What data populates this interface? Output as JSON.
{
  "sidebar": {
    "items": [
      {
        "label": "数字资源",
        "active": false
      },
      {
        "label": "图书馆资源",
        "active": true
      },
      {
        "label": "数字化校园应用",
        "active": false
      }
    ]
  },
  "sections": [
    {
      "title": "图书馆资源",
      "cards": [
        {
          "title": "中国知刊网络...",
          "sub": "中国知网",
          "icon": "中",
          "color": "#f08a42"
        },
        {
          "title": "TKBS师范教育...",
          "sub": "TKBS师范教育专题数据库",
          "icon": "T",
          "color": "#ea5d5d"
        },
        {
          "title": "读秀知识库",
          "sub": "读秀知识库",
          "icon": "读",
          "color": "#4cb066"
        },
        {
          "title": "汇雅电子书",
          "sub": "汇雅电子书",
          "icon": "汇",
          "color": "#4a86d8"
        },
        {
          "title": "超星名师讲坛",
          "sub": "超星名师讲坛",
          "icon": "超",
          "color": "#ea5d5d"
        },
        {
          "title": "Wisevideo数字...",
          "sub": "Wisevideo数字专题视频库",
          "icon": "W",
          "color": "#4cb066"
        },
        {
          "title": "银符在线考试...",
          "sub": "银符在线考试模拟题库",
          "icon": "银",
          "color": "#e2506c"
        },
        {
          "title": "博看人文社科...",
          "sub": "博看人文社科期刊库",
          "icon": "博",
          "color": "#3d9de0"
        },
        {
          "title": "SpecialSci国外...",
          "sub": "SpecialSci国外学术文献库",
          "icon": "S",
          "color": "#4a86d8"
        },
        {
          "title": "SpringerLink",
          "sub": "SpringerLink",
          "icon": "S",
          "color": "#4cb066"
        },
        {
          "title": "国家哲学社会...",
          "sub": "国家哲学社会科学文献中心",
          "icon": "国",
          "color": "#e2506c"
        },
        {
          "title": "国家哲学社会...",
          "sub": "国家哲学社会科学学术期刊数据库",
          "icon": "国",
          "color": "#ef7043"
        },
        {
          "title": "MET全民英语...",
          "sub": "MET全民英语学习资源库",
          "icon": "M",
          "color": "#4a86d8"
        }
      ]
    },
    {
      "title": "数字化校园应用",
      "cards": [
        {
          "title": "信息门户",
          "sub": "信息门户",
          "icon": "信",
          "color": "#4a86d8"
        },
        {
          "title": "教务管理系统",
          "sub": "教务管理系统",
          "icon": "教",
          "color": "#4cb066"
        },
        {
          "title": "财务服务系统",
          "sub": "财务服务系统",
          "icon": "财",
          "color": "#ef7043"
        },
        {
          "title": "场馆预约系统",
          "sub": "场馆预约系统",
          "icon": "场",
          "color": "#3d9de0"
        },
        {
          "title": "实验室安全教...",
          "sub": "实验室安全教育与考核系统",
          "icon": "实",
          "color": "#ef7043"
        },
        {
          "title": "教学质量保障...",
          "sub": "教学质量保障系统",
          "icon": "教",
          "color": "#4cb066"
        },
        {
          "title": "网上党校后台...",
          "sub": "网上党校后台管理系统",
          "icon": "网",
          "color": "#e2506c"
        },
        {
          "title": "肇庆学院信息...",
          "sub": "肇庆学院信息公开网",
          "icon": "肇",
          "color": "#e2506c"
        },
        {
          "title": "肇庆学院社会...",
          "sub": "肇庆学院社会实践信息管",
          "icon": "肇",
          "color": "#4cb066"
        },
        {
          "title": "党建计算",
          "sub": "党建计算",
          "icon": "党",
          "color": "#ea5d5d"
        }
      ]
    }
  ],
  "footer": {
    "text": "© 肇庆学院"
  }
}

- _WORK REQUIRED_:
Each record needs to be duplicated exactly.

- _SOLUTION TO THIS PROBLEM_:
What data populates this interface? Output as JSON.
{
  "sidebar": {
    "items": [
      {
        "label": "数字资源",
        "active": false
      },
      {
        "label": "图书馆资源",
        "active": true
      },
      {
        "label": "数字化校园应用",
        "active": false
      }
    ]
  },
  "sections": [
    {
      "title": "图书馆资源",
      "cards": [
        {
          "title": "中国知刊网络...",
          "sub": "中国知网",
          "icon": "中",
          "color": "#f08a42"
        },
        {
          "title": "TKBS师范教育...",
          "sub": "TKBS师范教育专题数据库",
          "icon": "T",
          "color": "#ea5d5d"
        },
        {
          "title": "读秀知识库",
          "sub": "读秀知识库",
          "icon": "读",
          "color": "#4cb066"
        },
        {
          "title": "汇雅电子书",
          "sub": "汇雅电子书",
          "icon": "汇",
          "color": "#4a86d8"
        },
        {
          "title": "超星名师讲坛",
          "sub": "超星名师讲坛",
          "icon": "超",
          "color": "#ea5d5d"
        },
        {
          "title": "Wisevideo数字...",
          "sub": "Wisevideo数字专题视频库",
          "icon": "W",
          "color": "#4cb066"
        },
        {
          "title": "银符在线考试...",
          "sub": "银符在线考试模拟题库",
          "icon": "银",
          "color": "#e2506c"
        },
        {
          "title": "博看人文社科...",
          "sub": "博看人文社科期刊库",
          "icon": "博",
          "color": "#3d9de0"
        },
        {
          "title": "SpecialSci国外...",
          "sub": "SpecialSci国外学术文献库",
          "icon": "S",
          "color": "#4a86d8"
        },
        {
          "title": "SpringerLink",
          "sub": "SpringerLink",
          "icon": "S",
          "color": "#4cb066"
        },
        {
          "title": "国家哲学社会...",
          "sub": "国家哲学社会科学文献中心",
          "icon": "国",
          "color": "#e2506c"
        },
        {
          "title": "国家哲学社会...",
          "sub": "国家哲学社会科学学术期刊数据库",
          "icon": "国",
          "color": "#ef7043"
        },
        {
          "title": "MET全民英语...",
          "sub": "MET全民英语学习资源库",
          "icon": "M",
          "color": "#4a86d8"
        }
      ]
    },
    {
      "title": "数字化校园应用",
      "cards": [
        {
          "title": "信息门户",
          "sub": "信息门户",
          "icon": "信",
          "color": "#4a86d8"
        },
        {
          "title": "教务管理系统",
          "sub": "教务管理系统",
          "icon": "教",
          "color": "#4cb066"
        },
        {
          "title": "财务服务系统",
          "sub": "财务服务系统",
          "icon": "财",
          "color": "#ef7043"
        },
        {
          "title": "场馆预约系统",
          "sub": "场馆预约系统",
          "icon": "场",
          "color": "#3d9de0"
        },
        {
          "title": "实验室安全教...",
          "sub": "实验室安全教育与考核系统",
          "icon": "实",
          "color": "#ef7043"
        },
        {
          "title": "教学质量保障...",
          "sub": "教学质量保障系统",
          "icon": "教",
          "color": "#4cb066"
        },
        {
          "title": "网上党校后台...",
          "sub": "网上党校后台管理系统",
          "icon": "网",
          "color": "#e2506c"
        },
        {
          "title": "肇庆学院信息...",
          "sub": "肇庆学院信息公开网",
          "icon": "肇",
          "color": "#e2506c"
        },
        {
          "title": "肇庆学院社会...",
          "sub": "肇庆学院社会实践信息管",
          "icon": "肇",
          "color": "#4cb066"
        },
        {
          "title": "党建计算",
          "sub": "党建计算",
          "icon": "党",
          "color": "#ea5d5d"
        }
      ]
    }
  ],
  "footer": {
    "text": "© 肇庆学院"
  }
}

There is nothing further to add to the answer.